Date Published: August 17, 2004
Publisher: Public Library of Science
Author(s): Livia de Hoz, Stephen J Martin, Richard G. M Morris
Abstract: Retrograde amnesia can occur after brain damage because this disrupts sites of storage, interrupts memory consolidation, or interferes with memory retrieval. While the retrieval failure account has been considered in several animal studies, recent work has focused mainly on memory consolidation, and the neural mechanisms responsible for reactivating memory from stored traces remain poorly understood. We now describe a new retrieval phenomenon in which rats’ memory for a spatial location in a watermaze was first weakened by partial lesions of the hippocampus to a level at which it could not be detected. The animals were then reminded by the provision of incomplete and potentially misleading information—an escape platform in a novel location. Paradoxically, both incorrect and correct place information reactivated dormant memory traces equally, such that the previously trained spatial memory was now expressed. It was also established that the reminding procedure could not itself generate new learning in either the original environment, or in a new training situation. The key finding is the development of a protocol that definitively distinguishes reminding from new place learning and thereby reveals that a failure of memory during watermaze testing can arise, at least in part, from a disruption of memory retrieval.
Partial Text: For more than a century, the phenomenon of retrograde amnesia (RA)—the loss of memory for events that occur prior to a variety of precipitating brain insults—has provided the foundation for theories of memory consolidation and the locus of trace storage (McGaugh 1966; Davis and Squire 1984; Dudai and Morris 2000). However, RA may also reflect the inability of a memory system to access a trace—a failure of memory retrieval (Warrington and Weiskrantz 1968). This very dilemma was noted by Ribot (1883, p. 475) in his seminal discussion of RA:
“Two suppositions are equally warranted, viz., that either the registration of the prior states has been effaced; or that the retention of the anterior states persisting, their aptitude for being revived by associations with the present is destroyed. We are not in a position to decide between these two hypotheses.”

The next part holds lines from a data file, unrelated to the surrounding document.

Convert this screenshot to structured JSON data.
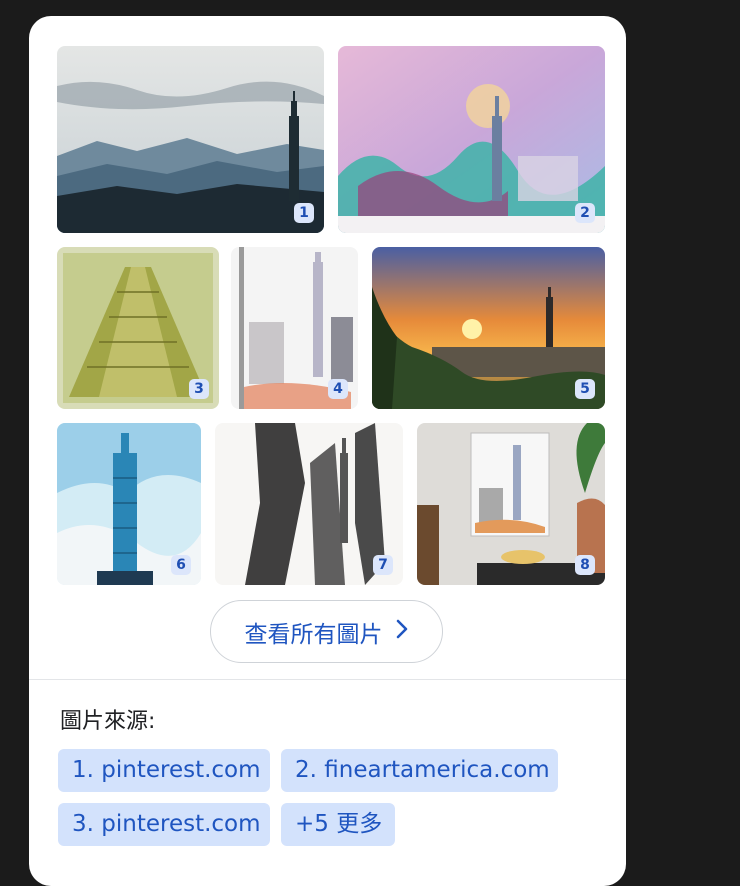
{
  "images": [
    {
      "number": "1",
      "subject": "taipei-101-mountains-photo"
    },
    {
      "number": "2",
      "subject": "taipei-101-watercolor-pink"
    },
    {
      "number": "3",
      "subject": "taipei-101-looking-up-vintage"
    },
    {
      "number": "4",
      "subject": "taipei-101-sketch-canvas"
    },
    {
      "number": "5",
      "subject": "taipei-sunset-skyline"
    },
    {
      "number": "6",
      "subject": "taipei-101-blue-watercolor"
    },
    {
      "number": "7",
      "subject": "taipei-101-ink-sketch"
    },
    {
      "number": "8",
      "subject": "taipei-101-framed-print-room"
    }
  ],
  "view_all": {
    "label": "查看所有圖片"
  },
  "sources": {
    "label": "圖片來源:",
    "chips": [
      {
        "text": "1. pinterest.com"
      },
      {
        "text": "2. fineartamerica.com"
      },
      {
        "text": "3. pinterest.com"
      },
      {
        "text": "+5 更多"
      }
    ]
  },
  "colors": {
    "accent": "#1f55c0",
    "chip_bg": "#d3e2fc",
    "badge_bg": "#dce6fb"
  }
}
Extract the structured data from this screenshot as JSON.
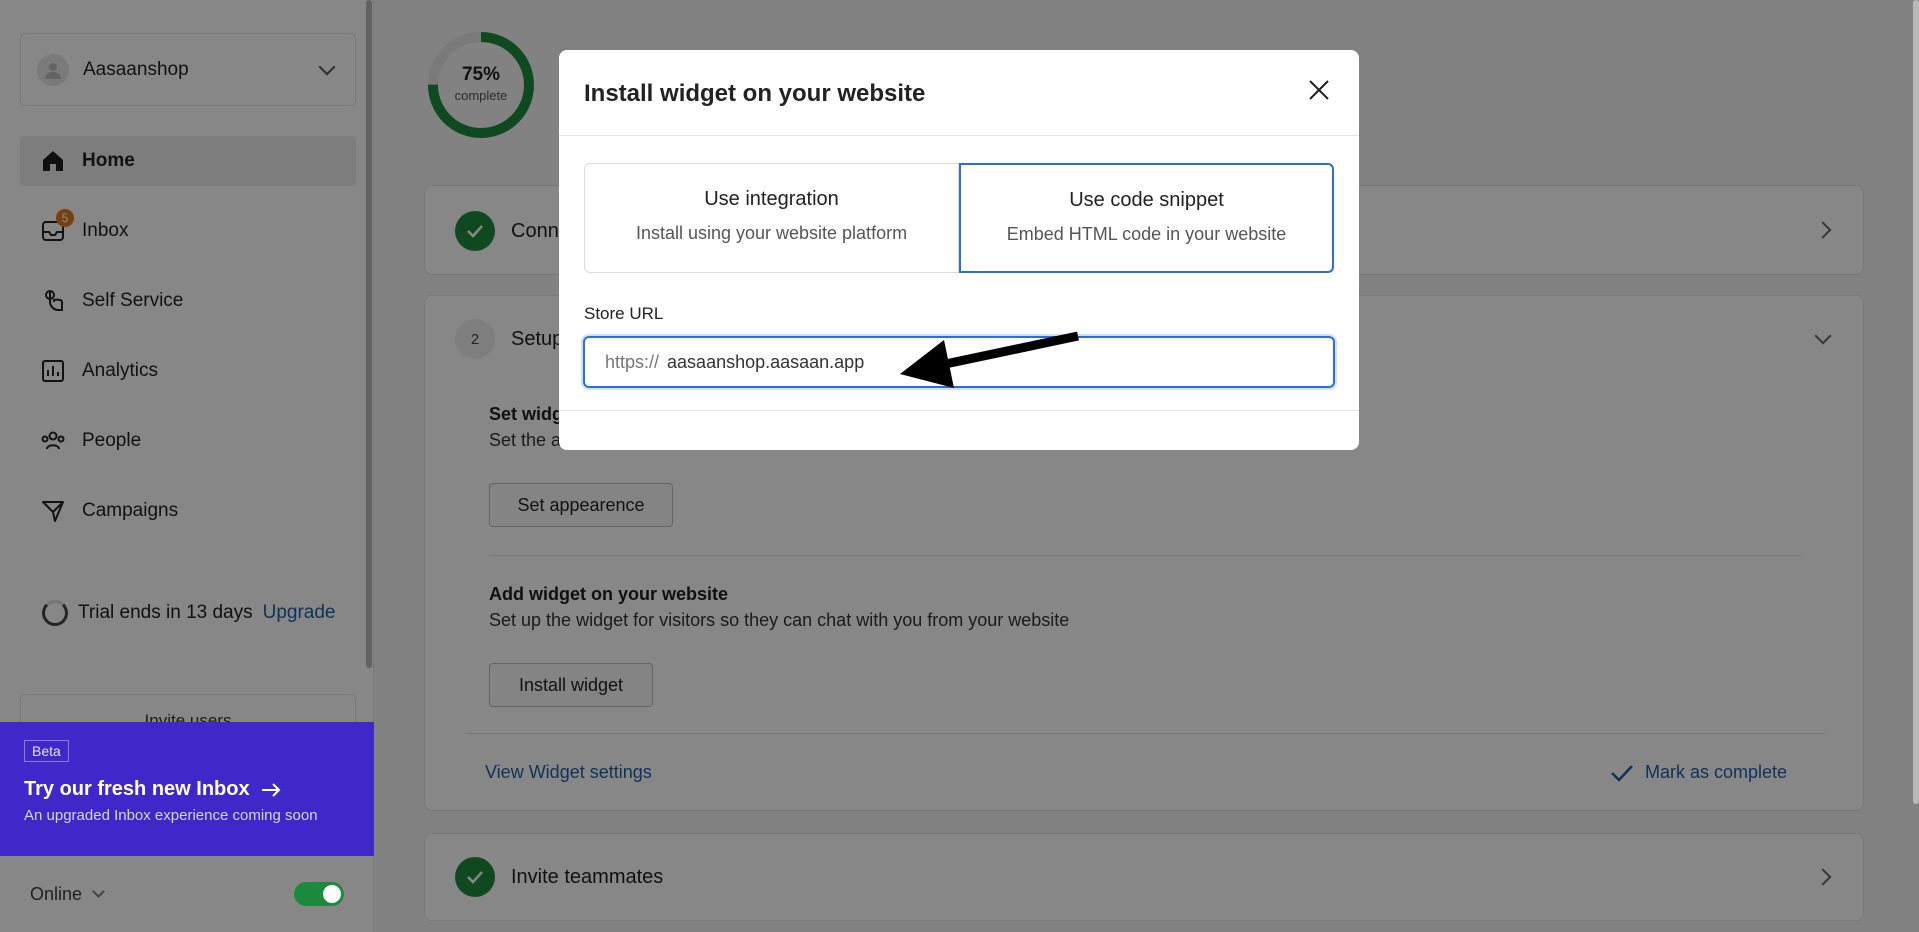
{
  "sidebar": {
    "workspace_name": "Aasaanshop",
    "nav": [
      {
        "label": "Home",
        "icon": "home-icon",
        "active": true
      },
      {
        "label": "Inbox",
        "icon": "inbox-icon",
        "badge": "5"
      },
      {
        "label": "Self Service",
        "icon": "self-service-icon"
      },
      {
        "label": "Analytics",
        "icon": "analytics-icon"
      },
      {
        "label": "People",
        "icon": "people-icon"
      },
      {
        "label": "Campaigns",
        "icon": "campaigns-icon"
      }
    ],
    "trial_text": "Trial ends in 13 days",
    "upgrade_label": "Upgrade",
    "invite_users_label": "Invite users",
    "beta": {
      "tag": "Beta",
      "title": "Try our fresh new Inbox",
      "subtitle": "An upgraded Inbox experience coming soon"
    },
    "status": {
      "label": "Online",
      "toggle_on": true,
      "toggle_color": "#1c8a3c"
    }
  },
  "main": {
    "progress": {
      "percent_label": "75%",
      "sub_label": "complete",
      "fraction": 0.75
    },
    "cards": {
      "connect": {
        "title": "Conn"
      },
      "setup": {
        "step": "2",
        "title": "Setup",
        "set_widget_title": "Set widg",
        "set_widget_desc": "Set the a",
        "set_appearance_button": "Set appearence",
        "add_widget_title": "Add widget on your website",
        "add_widget_desc": "Set up the widget for visitors so they can chat with you from your website",
        "install_button": "Install widget",
        "view_settings_link": "View Widget settings",
        "mark_complete_label": "Mark as complete"
      },
      "invite": {
        "title": "Invite teammates"
      }
    }
  },
  "modal": {
    "title": "Install widget on your website",
    "options": [
      {
        "title": "Use integration",
        "subtitle": "Install using your website platform",
        "selected": false
      },
      {
        "title": "Use code snippet",
        "subtitle": "Embed HTML code in your website",
        "selected": true
      }
    ],
    "store_url": {
      "label": "Store URL",
      "prefix": "https://",
      "value": "aasaanshop.aasaan.app"
    }
  },
  "colors": {
    "accent": "#2b6fd6",
    "success": "#1c8a3c",
    "beta_bg": "#3e28c9",
    "link": "#1f5fa8"
  }
}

A summary of the experimental design is provided in Figure 1 (see Materials and Methods).
The key finding of this study is that rats with partial lesions of the hippocampus can be reminded of a preoperatively learned escape location in a watermaze by both correct and potentially misleading information. Whereas sham-lesioned rats showed new one-trial learning towards or away from the originally trained quadrant as a function of the type of reminder treatment to which they were exposed, partially lesioned animals were unable to learn. Instead, the first PT served only as a reminder of the original platform location irrespective of where in the pool the platform was raised at the end of this trial. Rats with complete hippocampal lesions showed neither new learning nor reminding.